Among the recommendations proposed by the review, which has been two years in the making, are the creation of a new agency called Health NZ, for leadership of health service delivery both clinical and financial, as well as the establishment of a Māori Health Authority.

The review suggests that the Māori Health Authority would need to partner with Health NZ to develop commissioning models that would work for Māori, whether for general, taha Māori or kaupapa Māori services. It would also lead the development of a strengthened Māori workforce.

 HPF’s Executive Director Sione Tu’itahi says shifting the balance from treatment of illness towards health and wellbeing, addressing equity and the rights of Tangata Whenua as one of the Te Tiriti partners are all moves in the right direction.

‘However, it should be noted that the health of the planet, our one common home, is the most urgent and determining factor. So, it’s the fact that health is a societal effort and all sectors are equally important.
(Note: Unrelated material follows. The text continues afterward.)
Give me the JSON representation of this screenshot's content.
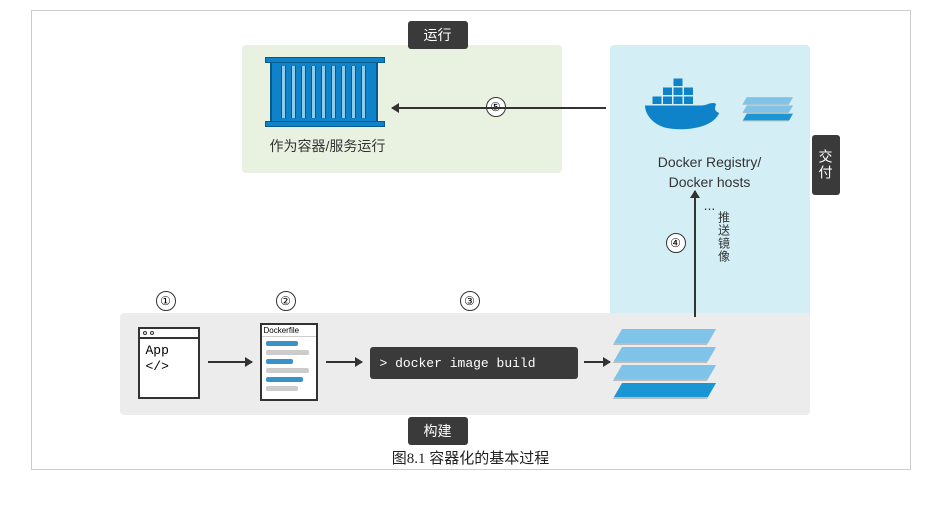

The public health system is a part of the bigger whole,” says Mr Tu’itahi.

The review also calls for the country’s 20 District Health Boards (DHBs) to be reduced to between eight and 12 within the next five years and move to fully appointed boards who will be recruited against competencies including tikanga Māori.

Regarding the disability sector the review acknowledges that disabled people have not been well served by the existing health and disability system and that change is needed to ensure that disability is no longer treated as an exception or managed separately. ‘The increasing number of disabled people have the right to expect equitable outcomes from the system.’

It is recommended that home-based support, in particular, should be assessed by need rather than having eligibility determined by diagnosis and that needs-assessment processes need to be more streamlined and less repetitive.

Other major recommendations include: Greater focus on population health and prevention; Funding for health and disability to be indexed to inflation and greater integration between primary and community care and hospital/specialist services.

The decision on whether or not the recommendations will be implemented now falls on the Government and Health minister David Clark has indicated that: “Cabinet has accepted the case for reform, and the direction of travel outlined in the review.”

The review acknowledges that the proposed changes cannot happen all at once and to realise the benefits of a new system would require a determined change programme over a number of years.

Read the full review here.